The compiled code looks good in both Release and Debug mode.

Basically a src\main.cpp

#include <Arduino.h>

void setup() {

void loop() {
  unsigned long now = millis();
  if(now % 1000 == 0) {
     digitalWrite(LED_BUILTIN, digitalRead(LED_BUILTIN) ^ 1);

and a platformio.ini of

platform = atmelsam
board = adafruit_grandcentral_m4
framework = arduino

platform = atmelsam
board = adafruit_grandcentral_m4
framework = arduino
build_type = debug

when compiling and reverse-engineering the firmware again we see that millis() in both configuration does:

uint32_t millis()
  return ulTickCount;

void SysTick_DefaultHandler()

In other words, the interrupt service routine SysTick_DefaultHandler() should be executed every millisecond, increasing the ulTickCount variable by one. This value should be returned by the millis() function. The microcode looks fine, which may imply a problem with the peripheral setup.

Can you please:

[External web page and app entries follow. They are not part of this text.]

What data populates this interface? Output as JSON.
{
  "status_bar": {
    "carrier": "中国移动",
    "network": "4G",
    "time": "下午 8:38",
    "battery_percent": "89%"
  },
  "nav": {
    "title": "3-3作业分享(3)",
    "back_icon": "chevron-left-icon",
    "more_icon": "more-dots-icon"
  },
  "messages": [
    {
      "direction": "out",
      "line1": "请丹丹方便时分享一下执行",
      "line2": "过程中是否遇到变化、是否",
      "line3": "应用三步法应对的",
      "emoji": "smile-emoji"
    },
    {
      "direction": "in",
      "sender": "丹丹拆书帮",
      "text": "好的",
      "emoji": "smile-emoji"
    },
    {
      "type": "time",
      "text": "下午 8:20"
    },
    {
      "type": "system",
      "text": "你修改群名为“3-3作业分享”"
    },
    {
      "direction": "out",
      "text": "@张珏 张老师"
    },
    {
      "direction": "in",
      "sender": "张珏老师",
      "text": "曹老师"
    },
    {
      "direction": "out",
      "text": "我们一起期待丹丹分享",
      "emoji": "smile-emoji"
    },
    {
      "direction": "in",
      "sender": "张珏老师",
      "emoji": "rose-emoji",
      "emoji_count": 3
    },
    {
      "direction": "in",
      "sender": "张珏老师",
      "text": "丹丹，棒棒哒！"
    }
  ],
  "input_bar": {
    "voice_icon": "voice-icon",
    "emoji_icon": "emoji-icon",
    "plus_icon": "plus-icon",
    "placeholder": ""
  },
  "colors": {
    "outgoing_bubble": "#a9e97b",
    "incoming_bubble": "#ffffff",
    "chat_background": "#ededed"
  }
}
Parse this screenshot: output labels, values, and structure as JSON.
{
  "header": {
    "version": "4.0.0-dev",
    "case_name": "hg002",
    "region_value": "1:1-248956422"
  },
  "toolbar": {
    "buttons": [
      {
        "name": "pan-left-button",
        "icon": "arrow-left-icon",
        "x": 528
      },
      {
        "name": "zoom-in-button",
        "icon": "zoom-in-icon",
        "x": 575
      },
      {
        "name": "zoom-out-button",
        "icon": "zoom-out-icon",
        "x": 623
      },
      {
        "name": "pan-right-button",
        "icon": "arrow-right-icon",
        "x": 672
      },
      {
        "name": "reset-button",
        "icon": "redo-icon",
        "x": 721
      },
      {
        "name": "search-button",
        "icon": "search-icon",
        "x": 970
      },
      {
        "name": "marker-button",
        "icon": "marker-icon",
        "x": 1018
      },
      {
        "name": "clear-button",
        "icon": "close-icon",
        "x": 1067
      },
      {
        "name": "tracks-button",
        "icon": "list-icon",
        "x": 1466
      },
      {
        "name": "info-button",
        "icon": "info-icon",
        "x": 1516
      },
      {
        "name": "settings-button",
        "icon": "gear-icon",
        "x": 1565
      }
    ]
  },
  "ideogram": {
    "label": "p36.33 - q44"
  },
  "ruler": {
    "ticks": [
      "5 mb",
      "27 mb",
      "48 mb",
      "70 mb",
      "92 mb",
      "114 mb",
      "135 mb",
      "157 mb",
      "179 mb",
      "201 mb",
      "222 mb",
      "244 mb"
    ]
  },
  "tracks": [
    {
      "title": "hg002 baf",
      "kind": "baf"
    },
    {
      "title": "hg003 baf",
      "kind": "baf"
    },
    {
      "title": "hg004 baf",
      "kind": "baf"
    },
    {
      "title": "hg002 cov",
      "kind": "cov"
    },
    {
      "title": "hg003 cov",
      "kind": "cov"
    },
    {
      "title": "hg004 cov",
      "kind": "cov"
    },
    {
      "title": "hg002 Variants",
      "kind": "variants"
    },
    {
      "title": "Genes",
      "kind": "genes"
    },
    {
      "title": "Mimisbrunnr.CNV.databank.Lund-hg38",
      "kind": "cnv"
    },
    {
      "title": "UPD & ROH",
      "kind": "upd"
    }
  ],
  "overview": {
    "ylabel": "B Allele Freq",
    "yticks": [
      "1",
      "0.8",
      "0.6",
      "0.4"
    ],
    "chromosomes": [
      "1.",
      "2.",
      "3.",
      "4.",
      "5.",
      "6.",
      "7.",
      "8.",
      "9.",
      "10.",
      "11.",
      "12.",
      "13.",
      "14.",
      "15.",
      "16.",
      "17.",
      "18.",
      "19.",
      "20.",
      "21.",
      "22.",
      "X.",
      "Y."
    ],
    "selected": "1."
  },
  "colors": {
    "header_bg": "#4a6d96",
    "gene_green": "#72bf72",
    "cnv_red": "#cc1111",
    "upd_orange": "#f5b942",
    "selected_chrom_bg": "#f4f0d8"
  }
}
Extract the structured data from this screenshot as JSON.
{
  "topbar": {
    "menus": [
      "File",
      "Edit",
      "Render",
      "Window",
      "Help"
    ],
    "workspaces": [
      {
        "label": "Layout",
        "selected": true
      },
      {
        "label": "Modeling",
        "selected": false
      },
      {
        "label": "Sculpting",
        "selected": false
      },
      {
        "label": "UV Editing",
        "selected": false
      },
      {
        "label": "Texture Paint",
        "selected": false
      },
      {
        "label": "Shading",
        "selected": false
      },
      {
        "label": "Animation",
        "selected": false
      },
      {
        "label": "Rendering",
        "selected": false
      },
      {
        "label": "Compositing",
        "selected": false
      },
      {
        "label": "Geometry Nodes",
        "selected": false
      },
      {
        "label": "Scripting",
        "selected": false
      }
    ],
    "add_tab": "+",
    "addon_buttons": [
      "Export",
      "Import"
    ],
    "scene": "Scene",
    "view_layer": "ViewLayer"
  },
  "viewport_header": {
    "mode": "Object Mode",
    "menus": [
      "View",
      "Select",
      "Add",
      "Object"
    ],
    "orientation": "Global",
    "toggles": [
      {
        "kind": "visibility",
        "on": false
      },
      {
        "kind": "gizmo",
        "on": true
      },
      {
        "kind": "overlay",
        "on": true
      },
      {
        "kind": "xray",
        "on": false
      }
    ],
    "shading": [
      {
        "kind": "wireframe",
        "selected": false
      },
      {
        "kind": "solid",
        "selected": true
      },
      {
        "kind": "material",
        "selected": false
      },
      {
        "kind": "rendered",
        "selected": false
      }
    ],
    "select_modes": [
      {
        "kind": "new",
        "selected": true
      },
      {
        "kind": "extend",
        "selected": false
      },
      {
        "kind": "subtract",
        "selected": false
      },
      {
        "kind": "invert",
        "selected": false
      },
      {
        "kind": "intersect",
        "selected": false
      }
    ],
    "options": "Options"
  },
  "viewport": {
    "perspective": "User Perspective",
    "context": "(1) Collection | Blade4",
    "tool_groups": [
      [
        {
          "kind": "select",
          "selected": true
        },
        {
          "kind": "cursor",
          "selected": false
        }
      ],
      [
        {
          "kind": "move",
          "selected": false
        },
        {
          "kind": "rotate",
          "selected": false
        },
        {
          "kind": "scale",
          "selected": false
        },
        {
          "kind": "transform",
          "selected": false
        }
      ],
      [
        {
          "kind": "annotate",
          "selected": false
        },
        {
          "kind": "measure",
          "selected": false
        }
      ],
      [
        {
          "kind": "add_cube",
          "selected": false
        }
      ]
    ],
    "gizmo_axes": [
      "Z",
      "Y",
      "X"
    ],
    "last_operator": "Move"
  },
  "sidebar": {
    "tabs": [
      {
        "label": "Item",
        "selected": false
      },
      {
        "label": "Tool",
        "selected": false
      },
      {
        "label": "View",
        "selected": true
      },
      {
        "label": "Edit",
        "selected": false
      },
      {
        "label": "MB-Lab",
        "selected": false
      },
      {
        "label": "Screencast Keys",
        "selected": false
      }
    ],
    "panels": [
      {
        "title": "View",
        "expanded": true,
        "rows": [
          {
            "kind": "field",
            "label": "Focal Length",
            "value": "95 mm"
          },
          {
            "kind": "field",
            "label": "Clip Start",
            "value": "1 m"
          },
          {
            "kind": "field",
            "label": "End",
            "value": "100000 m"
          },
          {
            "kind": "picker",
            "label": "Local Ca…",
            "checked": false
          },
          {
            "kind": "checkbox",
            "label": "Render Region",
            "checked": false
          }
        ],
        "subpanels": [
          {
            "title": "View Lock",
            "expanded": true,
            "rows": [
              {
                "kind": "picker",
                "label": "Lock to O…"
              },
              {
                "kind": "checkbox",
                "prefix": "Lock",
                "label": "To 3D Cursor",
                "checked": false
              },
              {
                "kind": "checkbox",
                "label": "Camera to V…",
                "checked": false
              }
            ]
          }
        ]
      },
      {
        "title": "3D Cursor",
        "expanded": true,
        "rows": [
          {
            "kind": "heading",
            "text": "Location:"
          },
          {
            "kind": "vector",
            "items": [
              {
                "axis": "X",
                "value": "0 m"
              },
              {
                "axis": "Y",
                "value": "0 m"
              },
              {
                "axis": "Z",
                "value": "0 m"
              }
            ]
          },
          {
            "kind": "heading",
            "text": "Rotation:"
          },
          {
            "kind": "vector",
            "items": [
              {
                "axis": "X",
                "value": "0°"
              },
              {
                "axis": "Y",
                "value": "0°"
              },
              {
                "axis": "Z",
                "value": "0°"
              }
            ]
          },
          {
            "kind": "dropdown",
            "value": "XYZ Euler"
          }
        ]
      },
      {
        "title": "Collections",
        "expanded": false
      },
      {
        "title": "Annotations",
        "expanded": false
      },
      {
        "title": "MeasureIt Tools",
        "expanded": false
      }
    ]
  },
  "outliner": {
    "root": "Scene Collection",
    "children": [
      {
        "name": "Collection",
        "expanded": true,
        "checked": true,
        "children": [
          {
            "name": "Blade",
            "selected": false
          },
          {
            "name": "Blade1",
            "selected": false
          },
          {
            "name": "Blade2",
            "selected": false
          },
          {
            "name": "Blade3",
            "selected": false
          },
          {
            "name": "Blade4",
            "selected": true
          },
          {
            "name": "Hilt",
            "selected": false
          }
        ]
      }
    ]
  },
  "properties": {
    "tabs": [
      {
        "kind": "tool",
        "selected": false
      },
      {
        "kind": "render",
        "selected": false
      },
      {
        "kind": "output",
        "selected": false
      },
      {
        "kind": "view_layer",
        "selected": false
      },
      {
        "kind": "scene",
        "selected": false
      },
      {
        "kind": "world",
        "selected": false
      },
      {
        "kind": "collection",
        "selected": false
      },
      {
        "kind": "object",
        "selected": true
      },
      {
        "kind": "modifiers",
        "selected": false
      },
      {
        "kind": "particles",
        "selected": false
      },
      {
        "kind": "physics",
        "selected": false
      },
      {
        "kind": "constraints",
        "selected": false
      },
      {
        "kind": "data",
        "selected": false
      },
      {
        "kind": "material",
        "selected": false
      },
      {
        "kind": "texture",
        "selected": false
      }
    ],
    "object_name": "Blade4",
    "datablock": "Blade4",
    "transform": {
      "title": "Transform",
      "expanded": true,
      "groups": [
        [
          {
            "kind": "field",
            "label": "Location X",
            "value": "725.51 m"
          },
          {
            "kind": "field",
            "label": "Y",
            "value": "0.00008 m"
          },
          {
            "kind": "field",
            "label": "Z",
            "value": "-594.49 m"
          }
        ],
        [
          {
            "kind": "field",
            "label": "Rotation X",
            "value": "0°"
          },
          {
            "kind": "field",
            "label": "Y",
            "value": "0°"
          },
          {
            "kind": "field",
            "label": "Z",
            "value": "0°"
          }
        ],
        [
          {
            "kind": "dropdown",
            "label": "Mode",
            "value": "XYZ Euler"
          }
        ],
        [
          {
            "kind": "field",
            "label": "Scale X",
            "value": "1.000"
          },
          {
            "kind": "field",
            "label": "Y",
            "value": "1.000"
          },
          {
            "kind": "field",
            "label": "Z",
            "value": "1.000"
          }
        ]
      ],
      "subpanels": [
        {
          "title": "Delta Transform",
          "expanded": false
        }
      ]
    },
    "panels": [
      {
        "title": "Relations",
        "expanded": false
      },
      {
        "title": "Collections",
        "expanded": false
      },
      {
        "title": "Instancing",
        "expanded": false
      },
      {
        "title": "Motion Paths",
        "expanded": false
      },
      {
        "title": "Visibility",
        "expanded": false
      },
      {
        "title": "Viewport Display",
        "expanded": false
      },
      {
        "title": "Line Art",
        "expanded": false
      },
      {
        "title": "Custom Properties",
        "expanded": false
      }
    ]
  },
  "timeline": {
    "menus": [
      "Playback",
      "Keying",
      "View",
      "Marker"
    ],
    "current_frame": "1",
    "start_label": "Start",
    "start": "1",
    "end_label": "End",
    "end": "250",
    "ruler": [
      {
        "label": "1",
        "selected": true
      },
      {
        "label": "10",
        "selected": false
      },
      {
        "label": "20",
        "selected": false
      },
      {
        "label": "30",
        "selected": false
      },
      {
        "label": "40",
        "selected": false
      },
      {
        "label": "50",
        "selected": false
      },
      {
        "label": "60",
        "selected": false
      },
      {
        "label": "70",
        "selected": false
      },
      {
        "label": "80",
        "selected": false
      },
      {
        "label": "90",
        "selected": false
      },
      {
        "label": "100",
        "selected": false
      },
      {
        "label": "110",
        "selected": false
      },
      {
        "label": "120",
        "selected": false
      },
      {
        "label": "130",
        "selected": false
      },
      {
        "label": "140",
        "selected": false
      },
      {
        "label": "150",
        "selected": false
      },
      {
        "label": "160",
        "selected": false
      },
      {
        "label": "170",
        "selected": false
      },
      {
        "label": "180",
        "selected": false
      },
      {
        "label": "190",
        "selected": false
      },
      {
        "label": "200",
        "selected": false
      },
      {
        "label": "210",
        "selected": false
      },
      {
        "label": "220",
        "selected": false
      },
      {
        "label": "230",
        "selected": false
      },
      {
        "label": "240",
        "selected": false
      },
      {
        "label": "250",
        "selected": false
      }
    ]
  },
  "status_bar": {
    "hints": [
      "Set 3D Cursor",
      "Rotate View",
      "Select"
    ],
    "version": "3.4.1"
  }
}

  • use the above project code and configuration
  • place a breakpoint at the first line in setup()
  • start a debug session and let it hit the breakpoint in setup()
  • follow the mills() defintion in code to get to the C:\Users\<user>\.platformio\packages\framework-arduino-samd-adafruit\cores\arduino\delay.c file
  • place a breakpoint in the SysTick_DefaultHandler() function
  • continue execution
  • –> Does it hit the SysTick_DefaultHandler() breakpoint? Is the global variable _ulTickCount thus changed (variable window on the left)? Is this value correctly returned by millis()?

Hello maxgerhardt,

Thank you for your kind and detailed reply.

I created a project with your provided platformio.ini file and main.cpp

I added the following lines to the [env:adafruit_grandcentral_m4_debug] configuration that you had provided:
debug_tool = jlink
upload_protocol = jlink

I set a breakpoint at the code line containing the call to millis (1st line of the loop fn).

I stepped into millis(), and then found the SysTick_DefaultHandler handler, and set a breakpoint there. Then clicked “continue”. The breakpoint was never hit.

Any suggestions?

Take care and stay safe.

Hm it seems like if the SysTick handler is never invoked then this explains the behavior, as then the millisecond variable is never incremented and stays 0.

One or more things could have happened:

  • Somehow, the debugger disables the systick when debugging the chip…
  • The SYSTICK control registers (SYST_CSR, SYST_RVR, …) are misconfigured in debug-mode compiled code
  • The interrupt for the SysTick was disabled in the NVIC (nested vector interrupt control)
  • The clock generation setup which feeds the SysTick hardware its base clock is setup wrong

I’ll see if I can write some code which prints out some diagnostic output on what’s going on here.

1 Like

That would be excellent. Please let me know if you want or need help in deploying the tests.

Hello Max,

Have you had a moment to think about how to make these tests?

Thanks in advance.

My goodness have I been busy… I’ll look into it after studying some datasheets of the clock tree of this thing.

Hello Max,

Sorry to pester you again… I’m still not able to use the PIO debugger with the Grand Central M4.